Your assignment: Search the data for the word "code" and copy out every line that has it.

Website and app data records:
*** Block opens ***
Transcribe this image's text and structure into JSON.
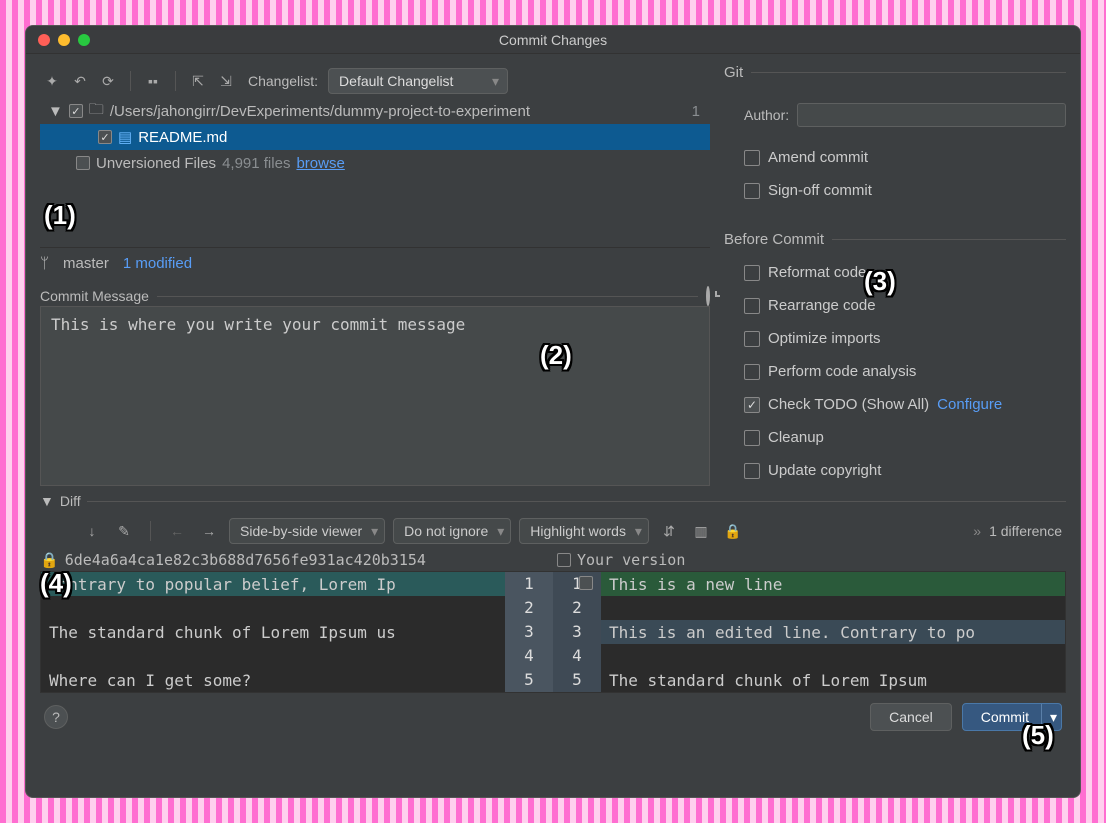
{
  "window": {
    "title": "Commit Changes"
  },
  "toolbar": {
    "changelist_label": "Changelist:",
    "changelist_value": "Default Changelist"
  },
  "tree": {
    "root_path": "/Users/jahongirr/DevExperiments/dummy-project-to-experiment",
    "root_count": "1",
    "file": "README.md",
    "unversioned_label": "Unversioned Files",
    "unversioned_count": "4,991 files",
    "browse": "browse"
  },
  "status": {
    "branch": "master",
    "modified": "1 modified"
  },
  "commit_msg": {
    "label": "Commit Message",
    "text": "This is where you write your commit message"
  },
  "git": {
    "title": "Git",
    "author_label": "Author:",
    "amend": "Amend commit",
    "signoff": "Sign-off commit"
  },
  "before": {
    "title": "Before Commit",
    "reformat": "Reformat code",
    "rearrange": "Rearrange code",
    "optimize": "Optimize imports",
    "analysis": "Perform code analysis",
    "todo": "Check TODO (Show All)",
    "configure": "Configure",
    "cleanup": "Cleanup",
    "copyright": "Update copyright"
  },
  "diff": {
    "label": "Diff",
    "viewer": "Side-by-side viewer",
    "ignore": "Do not ignore",
    "highlight": "Highlight words",
    "count": "1 difference",
    "hash": "6de4a6a4ca1e82c3b688d7656fe931ac420b3154",
    "yours": "Your version",
    "left": {
      "l1": "Contrary to popular belief, Lorem Ip",
      "l2": "",
      "l3": "The standard chunk of Lorem Ipsum us",
      "l4": "",
      "l5": "Where can I get some?"
    },
    "right": {
      "l1": "This is a new line",
      "l2": "",
      "l3": "This is an edited line. Contrary to po",
      "l4": "",
      "l5": "The standard chunk of Lorem Ipsum "
    },
    "gutters": [
      "1",
      "2",
      "3",
      "4",
      "5"
    ]
  },
  "footer": {
    "cancel": "Cancel",
    "commit": "Commit"
  }
}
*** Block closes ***
Expected answer:
    "reformat": "Reformat code",
    "rearrange": "Rearrange code",
    "analysis": "Perform code analysis",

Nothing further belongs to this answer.